Project Description

EngineerRailroads! was my final project at Firaxis and one that I’ve come to appreciate a lot more as the years have passed. In late 2005 when I was assigned to the project, it was nothing more than a simple-yet-enthralling demo Sid had created that merged the basic strategy / economy game of Railroad Tycoon with the fun and aesthetic of playing with model trains.   Our challenge was to take that demo and create a polished retail product in about a year.

As in previous projects such as Pirates!, I took on more design responsibilities on this title, putting together the basics of our scenario system, compiling the list of trains, buildings, robber barons and scenario locales to be included, and borrowing some familiar gameplay mechanics from some of our other products (the stock and patent systems were shamelessly lifted from the “Mars” prototype that eventually became Civ IV).  I also  implemented some smaller features into the game including the “train table mode” and the in-game newspapers that are displayed when key events take place.

Initially intended to be a small-scale product that helped stagger our production cycles following the simultaneous completion of Civ IV and Pirates!, interest and expectation soon began to balloon as 2K fielded a lot of press inquiries about the game, and major press events followed.  I first demoed the game at the Sony Metreon in San Francisco as a part of Sid Meier’s induction into the “Walk of Game”, then traveled to Los Angeles to present the game at E3, where it was nominated for a “Best of E3” award, and later in 2006 had the chance to demo in Leipzig, Germany at the world’s largest games show.  German gamers are passionate about their trains!


Looking back, we did some pretty amazing things with the game in a very short amount of time.  At the time of development, it was without question the best-looking title the studio had ever produced, and I think we nailed player experience in the core feedback loop: to this day I feel that there is a zen-like joy to being able to drag train tracks across terrain and watch the world terraform to meet your desires.   We had an amazing team, including some of the best engineers and artists I’ve ever had the pleasure of working with.

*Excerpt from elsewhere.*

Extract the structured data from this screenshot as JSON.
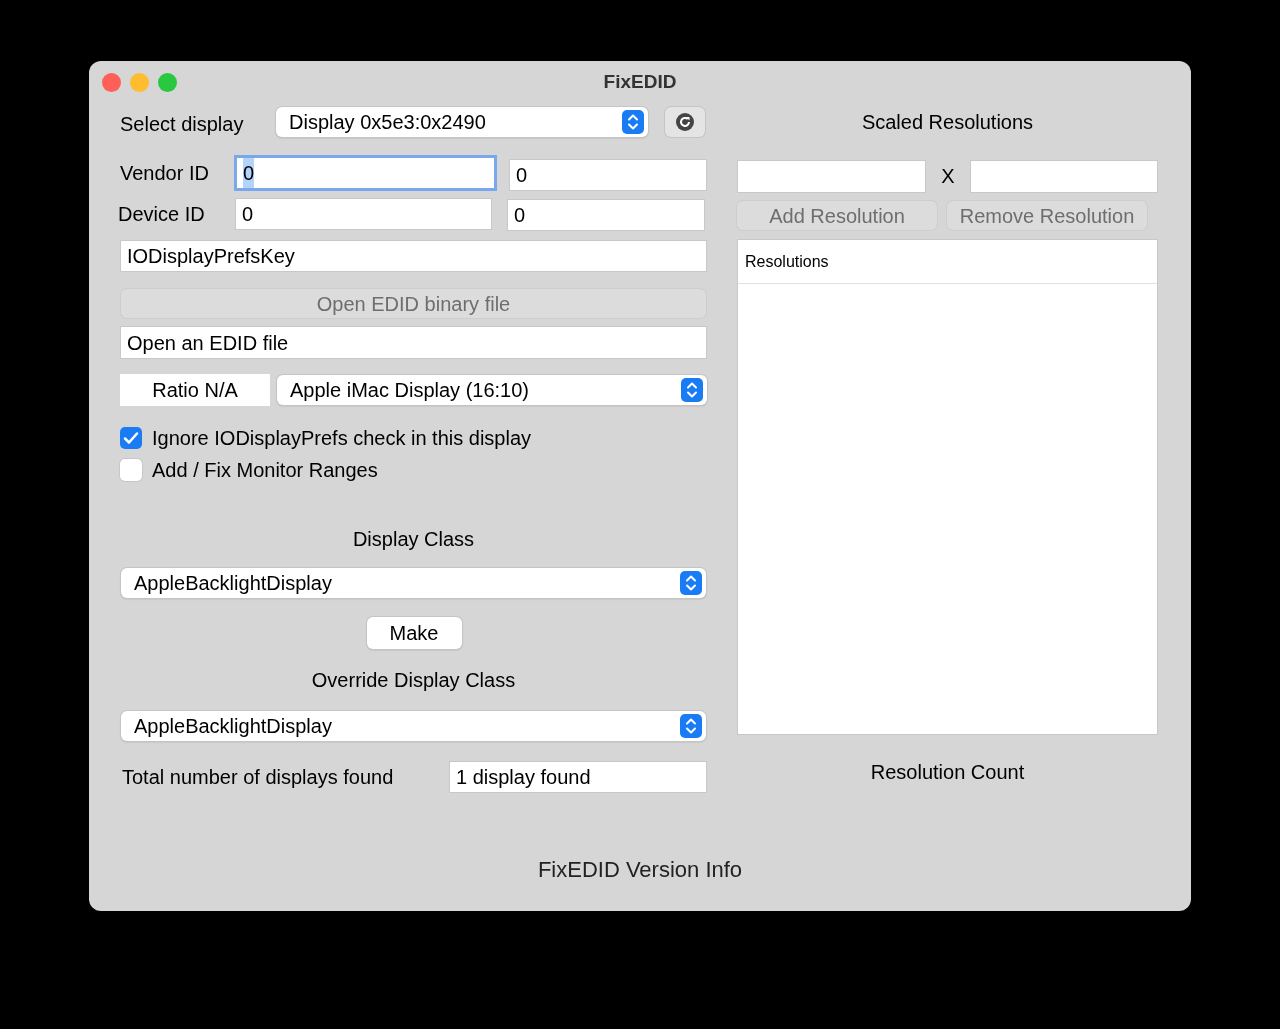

The game has gone on to become a bit of a cult hit — there are still active communities building mods and maps for the game despite a lack of real built-in mod support (we never had the resources to tackle it on this project), and the game was even ported to the Mac recently, proving that “watching the trains go by” does indeed have universal  appeal.